Directions for this task
Look through the listing below, find every line with the string "screenshot", and copy it.
--- Supplied material ---
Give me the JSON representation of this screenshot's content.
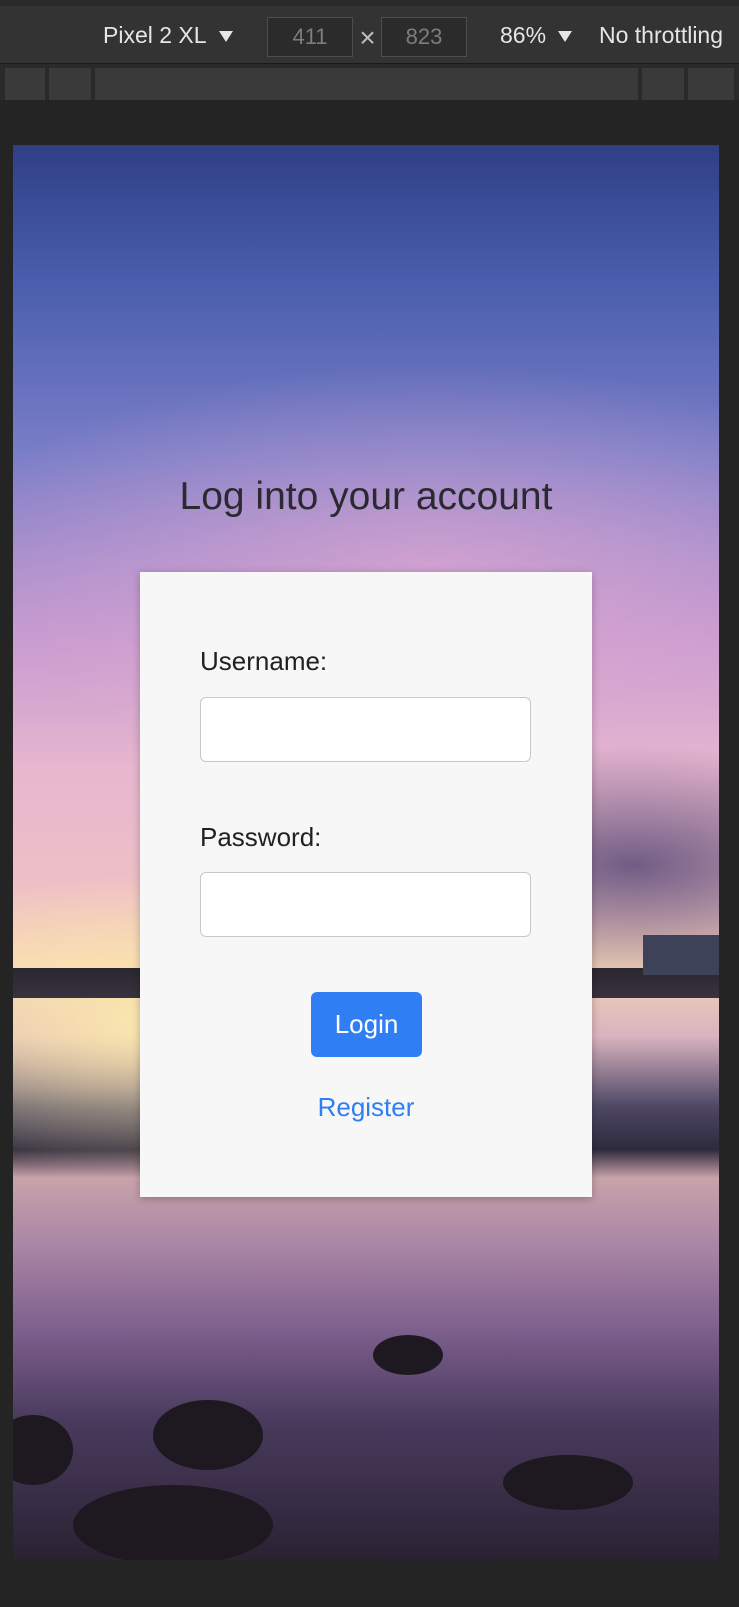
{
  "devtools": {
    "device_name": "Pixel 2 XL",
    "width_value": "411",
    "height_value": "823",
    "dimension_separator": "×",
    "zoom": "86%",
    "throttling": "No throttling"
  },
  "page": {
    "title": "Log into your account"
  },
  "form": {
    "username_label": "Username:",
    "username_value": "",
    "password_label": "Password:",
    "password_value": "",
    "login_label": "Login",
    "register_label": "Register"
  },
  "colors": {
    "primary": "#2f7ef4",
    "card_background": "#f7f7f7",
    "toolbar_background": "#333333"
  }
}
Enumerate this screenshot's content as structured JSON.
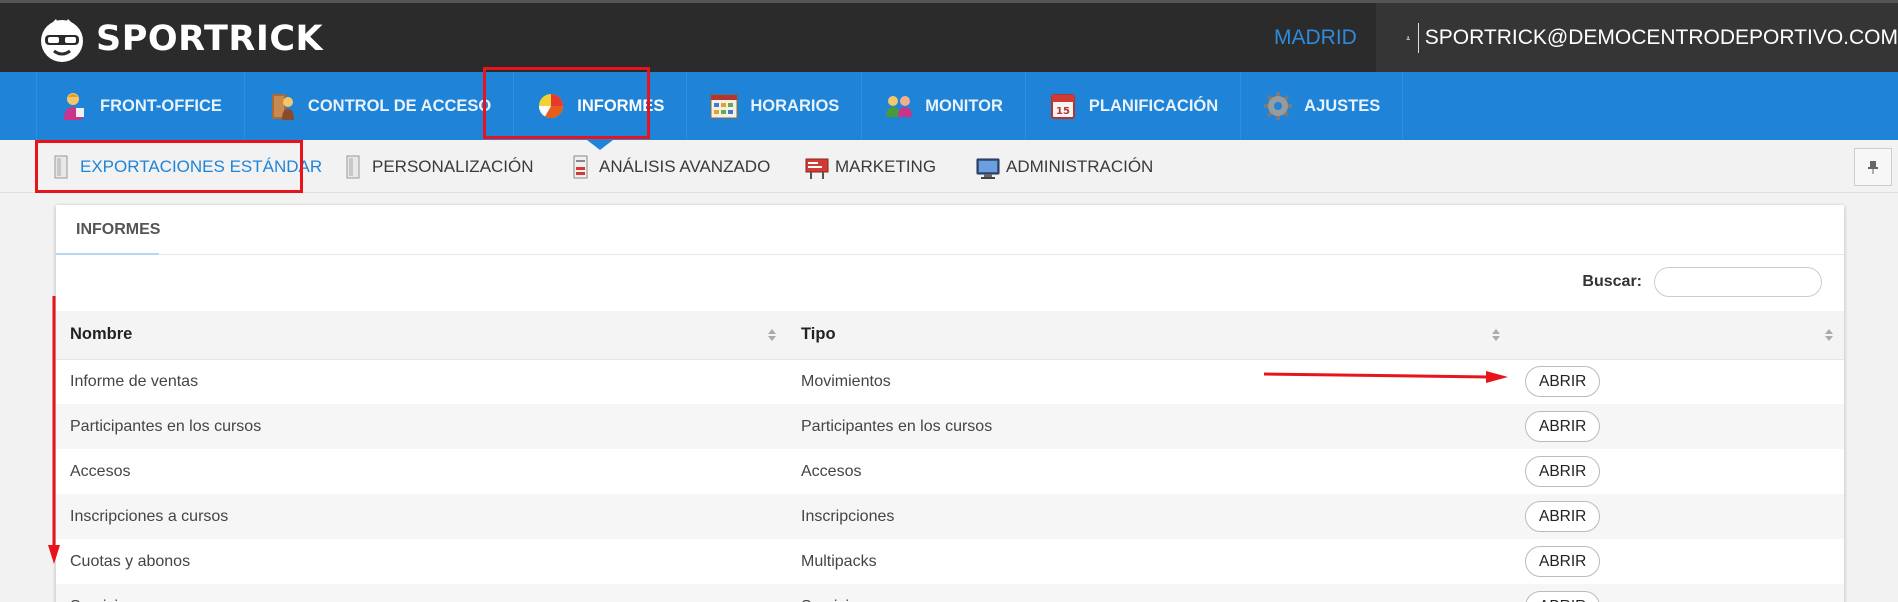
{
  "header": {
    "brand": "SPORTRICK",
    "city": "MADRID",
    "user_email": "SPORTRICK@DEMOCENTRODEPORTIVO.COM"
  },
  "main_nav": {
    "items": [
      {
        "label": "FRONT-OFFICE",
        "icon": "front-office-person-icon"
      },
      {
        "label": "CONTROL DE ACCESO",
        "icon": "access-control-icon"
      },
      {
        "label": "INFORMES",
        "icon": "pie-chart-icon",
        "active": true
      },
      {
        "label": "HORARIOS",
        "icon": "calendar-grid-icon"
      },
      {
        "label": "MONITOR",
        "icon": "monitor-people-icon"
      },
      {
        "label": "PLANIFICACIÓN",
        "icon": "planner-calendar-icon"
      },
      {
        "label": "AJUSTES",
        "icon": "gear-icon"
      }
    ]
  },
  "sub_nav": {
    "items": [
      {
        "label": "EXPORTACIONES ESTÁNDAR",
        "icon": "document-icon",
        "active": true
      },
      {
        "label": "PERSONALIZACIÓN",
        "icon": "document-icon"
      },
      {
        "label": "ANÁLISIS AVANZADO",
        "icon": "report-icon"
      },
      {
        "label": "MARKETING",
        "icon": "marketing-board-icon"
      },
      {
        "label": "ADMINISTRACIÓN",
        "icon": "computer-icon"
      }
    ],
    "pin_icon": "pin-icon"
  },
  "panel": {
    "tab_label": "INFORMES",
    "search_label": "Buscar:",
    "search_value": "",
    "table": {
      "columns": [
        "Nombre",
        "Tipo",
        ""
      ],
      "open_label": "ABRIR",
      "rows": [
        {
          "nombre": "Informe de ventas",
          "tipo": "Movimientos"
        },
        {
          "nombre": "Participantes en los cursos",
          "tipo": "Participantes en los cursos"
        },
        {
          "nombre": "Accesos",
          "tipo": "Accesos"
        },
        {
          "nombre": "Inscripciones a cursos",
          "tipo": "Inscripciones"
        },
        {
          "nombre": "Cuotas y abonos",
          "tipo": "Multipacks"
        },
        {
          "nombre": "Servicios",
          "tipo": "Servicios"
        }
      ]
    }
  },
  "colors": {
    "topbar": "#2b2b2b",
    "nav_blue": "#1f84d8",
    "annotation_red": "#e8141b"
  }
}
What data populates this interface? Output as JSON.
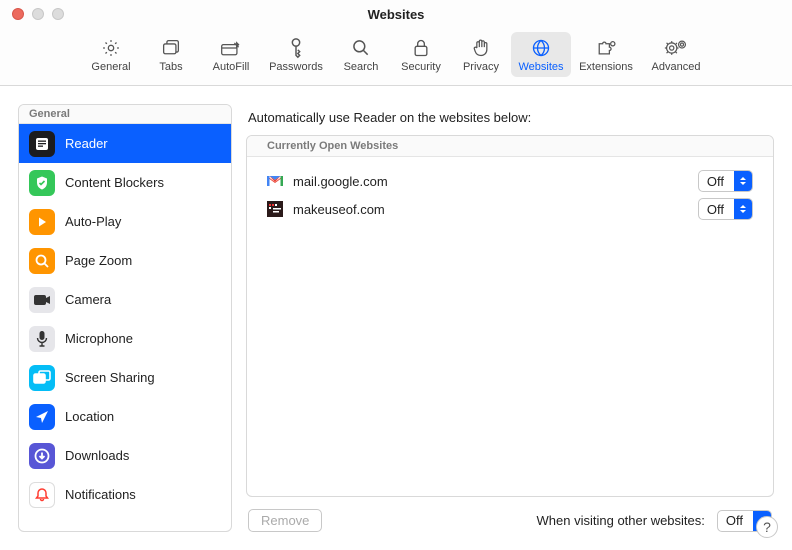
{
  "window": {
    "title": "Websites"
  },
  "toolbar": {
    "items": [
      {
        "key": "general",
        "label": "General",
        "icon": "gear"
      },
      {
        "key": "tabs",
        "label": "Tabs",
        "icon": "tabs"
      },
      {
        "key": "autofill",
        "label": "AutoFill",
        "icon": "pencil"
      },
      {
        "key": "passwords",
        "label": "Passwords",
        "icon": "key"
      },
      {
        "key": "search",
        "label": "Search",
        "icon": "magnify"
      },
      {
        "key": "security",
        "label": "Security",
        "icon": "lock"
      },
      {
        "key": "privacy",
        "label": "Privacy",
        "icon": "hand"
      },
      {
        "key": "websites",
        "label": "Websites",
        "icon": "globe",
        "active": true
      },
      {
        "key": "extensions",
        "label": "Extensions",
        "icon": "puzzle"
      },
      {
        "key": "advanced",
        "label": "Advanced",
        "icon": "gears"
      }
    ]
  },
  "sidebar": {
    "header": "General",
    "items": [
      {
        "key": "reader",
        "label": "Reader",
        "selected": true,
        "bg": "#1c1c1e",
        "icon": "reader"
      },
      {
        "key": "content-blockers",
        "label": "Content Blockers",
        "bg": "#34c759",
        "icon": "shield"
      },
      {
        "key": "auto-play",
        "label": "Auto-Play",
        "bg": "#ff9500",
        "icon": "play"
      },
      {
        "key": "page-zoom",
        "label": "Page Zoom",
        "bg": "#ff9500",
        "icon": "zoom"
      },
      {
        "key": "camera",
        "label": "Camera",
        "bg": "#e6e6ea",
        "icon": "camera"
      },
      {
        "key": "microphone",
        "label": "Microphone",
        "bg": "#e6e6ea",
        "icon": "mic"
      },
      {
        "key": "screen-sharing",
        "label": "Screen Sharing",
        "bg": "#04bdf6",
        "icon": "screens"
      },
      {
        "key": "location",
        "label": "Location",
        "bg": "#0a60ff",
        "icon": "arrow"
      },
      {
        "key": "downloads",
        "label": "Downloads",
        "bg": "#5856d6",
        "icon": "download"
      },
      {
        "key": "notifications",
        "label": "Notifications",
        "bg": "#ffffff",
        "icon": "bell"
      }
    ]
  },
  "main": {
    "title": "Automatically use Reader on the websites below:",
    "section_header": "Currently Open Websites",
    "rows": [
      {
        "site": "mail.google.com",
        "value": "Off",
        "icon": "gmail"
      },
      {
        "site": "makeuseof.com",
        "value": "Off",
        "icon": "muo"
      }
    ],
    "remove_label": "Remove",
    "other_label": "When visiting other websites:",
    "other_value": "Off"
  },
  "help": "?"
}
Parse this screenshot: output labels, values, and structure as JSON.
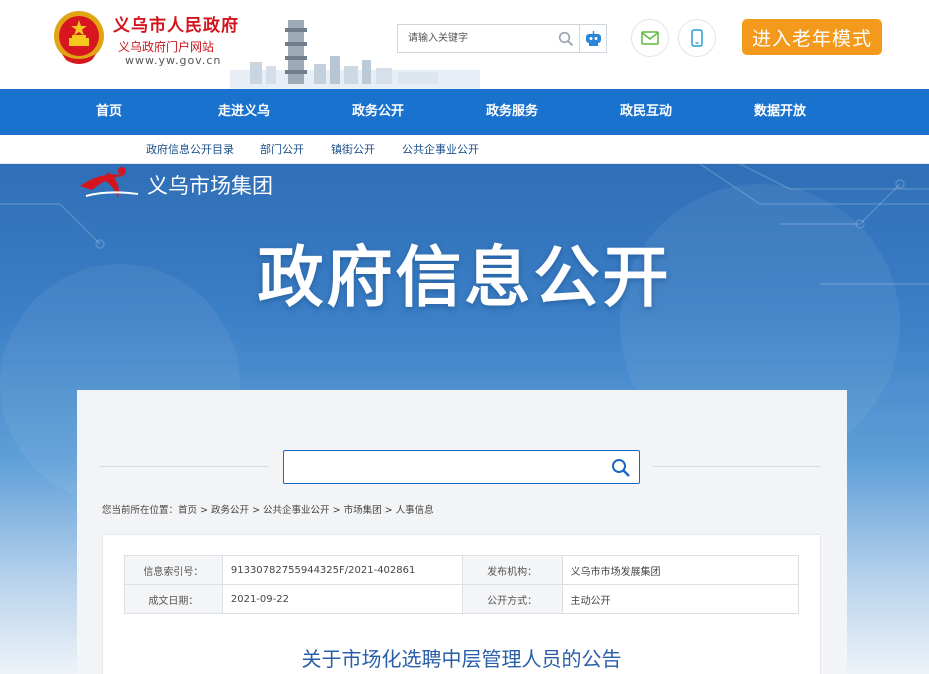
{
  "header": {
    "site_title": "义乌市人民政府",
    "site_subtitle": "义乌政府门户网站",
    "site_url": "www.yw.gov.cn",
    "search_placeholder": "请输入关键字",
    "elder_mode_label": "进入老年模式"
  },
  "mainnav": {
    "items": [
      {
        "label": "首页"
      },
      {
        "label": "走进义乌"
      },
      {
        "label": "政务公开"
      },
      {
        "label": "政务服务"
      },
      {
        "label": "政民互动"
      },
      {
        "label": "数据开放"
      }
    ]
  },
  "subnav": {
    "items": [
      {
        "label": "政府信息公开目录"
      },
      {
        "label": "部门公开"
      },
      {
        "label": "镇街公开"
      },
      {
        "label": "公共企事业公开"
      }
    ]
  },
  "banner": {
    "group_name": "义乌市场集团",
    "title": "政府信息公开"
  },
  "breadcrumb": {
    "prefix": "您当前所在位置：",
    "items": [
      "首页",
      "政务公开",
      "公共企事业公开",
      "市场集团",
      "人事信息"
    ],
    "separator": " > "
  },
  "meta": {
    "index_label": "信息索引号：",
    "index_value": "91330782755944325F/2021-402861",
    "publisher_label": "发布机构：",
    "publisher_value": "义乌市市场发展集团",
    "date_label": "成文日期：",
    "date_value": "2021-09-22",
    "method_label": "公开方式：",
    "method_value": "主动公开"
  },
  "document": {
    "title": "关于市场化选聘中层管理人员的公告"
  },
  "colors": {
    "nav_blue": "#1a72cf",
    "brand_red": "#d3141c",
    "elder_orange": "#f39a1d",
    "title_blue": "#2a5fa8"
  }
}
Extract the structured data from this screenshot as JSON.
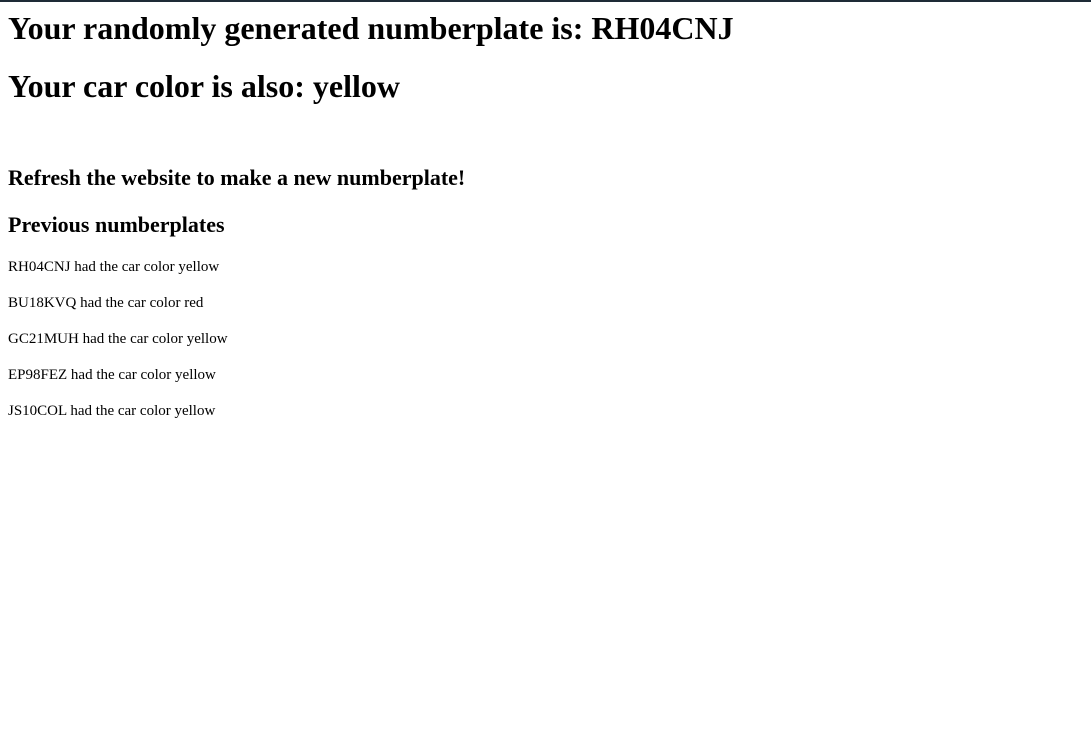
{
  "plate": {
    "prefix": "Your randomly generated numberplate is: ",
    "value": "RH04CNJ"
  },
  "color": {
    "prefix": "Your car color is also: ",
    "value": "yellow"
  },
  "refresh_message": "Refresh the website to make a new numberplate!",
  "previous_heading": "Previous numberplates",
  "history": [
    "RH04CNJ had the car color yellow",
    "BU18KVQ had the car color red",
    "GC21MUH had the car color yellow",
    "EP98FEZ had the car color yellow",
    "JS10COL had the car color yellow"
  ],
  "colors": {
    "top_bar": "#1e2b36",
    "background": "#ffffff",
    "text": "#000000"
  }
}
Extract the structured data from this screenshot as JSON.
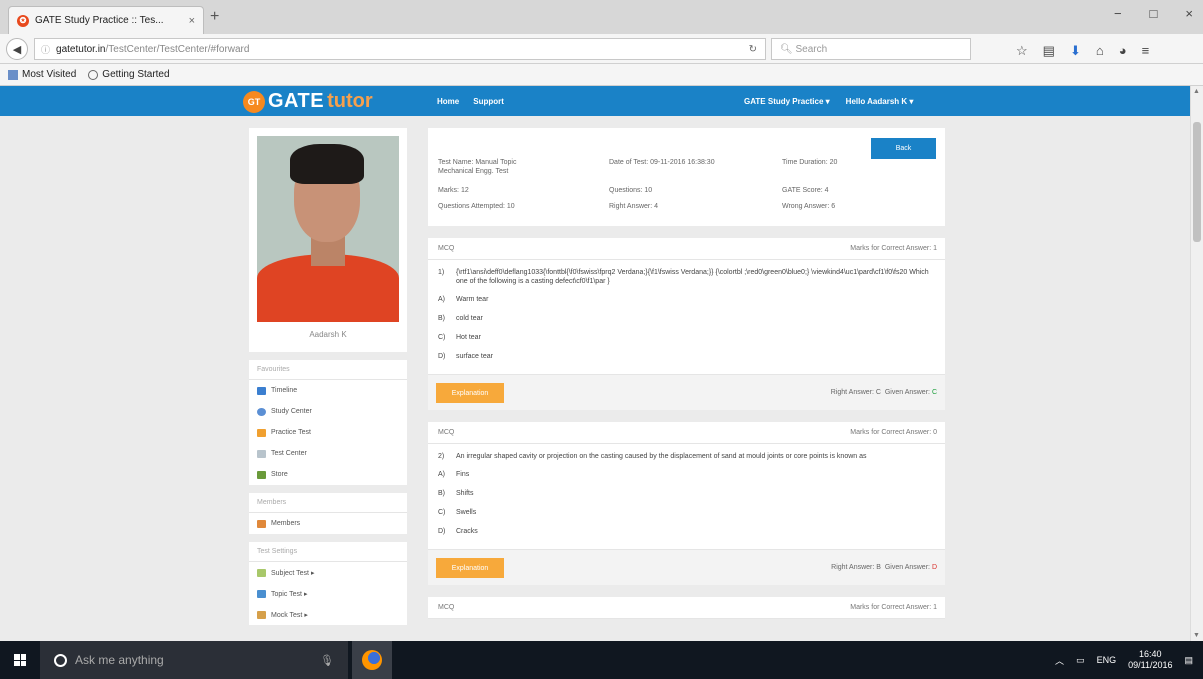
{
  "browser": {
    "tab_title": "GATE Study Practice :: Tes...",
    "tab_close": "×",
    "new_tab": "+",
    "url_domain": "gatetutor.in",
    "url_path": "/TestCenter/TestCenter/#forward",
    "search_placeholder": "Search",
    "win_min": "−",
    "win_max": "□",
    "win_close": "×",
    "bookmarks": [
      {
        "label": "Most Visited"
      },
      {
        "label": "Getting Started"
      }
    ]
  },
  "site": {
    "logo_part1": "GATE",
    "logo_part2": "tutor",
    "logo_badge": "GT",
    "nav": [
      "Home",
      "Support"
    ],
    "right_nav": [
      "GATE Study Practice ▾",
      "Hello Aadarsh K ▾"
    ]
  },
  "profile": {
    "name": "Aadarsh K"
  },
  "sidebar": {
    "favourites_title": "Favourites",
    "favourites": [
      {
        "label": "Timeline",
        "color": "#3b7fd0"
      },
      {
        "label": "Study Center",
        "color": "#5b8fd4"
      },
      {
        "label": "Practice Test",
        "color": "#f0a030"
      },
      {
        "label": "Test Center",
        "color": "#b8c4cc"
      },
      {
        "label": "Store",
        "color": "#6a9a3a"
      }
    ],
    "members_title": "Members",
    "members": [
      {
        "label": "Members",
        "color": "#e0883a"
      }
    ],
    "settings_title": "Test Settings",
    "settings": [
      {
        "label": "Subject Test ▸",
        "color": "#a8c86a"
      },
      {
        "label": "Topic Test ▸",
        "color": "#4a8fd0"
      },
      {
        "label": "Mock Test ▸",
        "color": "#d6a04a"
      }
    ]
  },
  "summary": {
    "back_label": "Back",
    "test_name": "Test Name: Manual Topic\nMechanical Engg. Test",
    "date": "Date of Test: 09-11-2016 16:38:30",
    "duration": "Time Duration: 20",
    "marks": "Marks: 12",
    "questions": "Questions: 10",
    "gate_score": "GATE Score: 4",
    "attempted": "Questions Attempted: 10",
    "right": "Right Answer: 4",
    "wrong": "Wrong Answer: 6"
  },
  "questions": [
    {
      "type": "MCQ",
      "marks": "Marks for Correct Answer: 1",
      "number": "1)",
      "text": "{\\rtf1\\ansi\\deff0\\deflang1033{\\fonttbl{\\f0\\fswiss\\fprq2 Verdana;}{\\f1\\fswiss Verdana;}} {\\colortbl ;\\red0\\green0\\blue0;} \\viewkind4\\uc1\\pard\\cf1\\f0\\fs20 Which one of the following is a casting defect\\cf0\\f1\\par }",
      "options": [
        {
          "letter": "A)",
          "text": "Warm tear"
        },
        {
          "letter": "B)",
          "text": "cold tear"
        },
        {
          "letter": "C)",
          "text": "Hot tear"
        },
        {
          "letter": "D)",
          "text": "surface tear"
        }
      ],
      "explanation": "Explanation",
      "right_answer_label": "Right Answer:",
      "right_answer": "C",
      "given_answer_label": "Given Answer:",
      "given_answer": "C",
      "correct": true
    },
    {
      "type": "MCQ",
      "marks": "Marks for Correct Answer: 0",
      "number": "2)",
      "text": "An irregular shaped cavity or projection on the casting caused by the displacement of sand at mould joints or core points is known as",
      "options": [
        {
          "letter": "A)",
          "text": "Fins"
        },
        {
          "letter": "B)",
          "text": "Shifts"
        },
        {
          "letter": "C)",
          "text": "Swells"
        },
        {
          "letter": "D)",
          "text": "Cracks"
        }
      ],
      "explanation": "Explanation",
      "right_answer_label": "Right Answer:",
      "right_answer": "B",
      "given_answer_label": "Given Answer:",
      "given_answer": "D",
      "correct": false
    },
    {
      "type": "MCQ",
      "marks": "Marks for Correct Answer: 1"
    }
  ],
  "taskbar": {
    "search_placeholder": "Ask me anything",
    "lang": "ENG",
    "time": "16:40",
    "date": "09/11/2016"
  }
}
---
Problem solution
Give me the JSON representation of this screenshot's content.
Enumerate this screenshot's content as structured JSON.
Parse this screenshot: output labels, values, and structure as JSON.
Extract the structured data from this screenshot as JSON.
Extract the structured data from this screenshot as JSON.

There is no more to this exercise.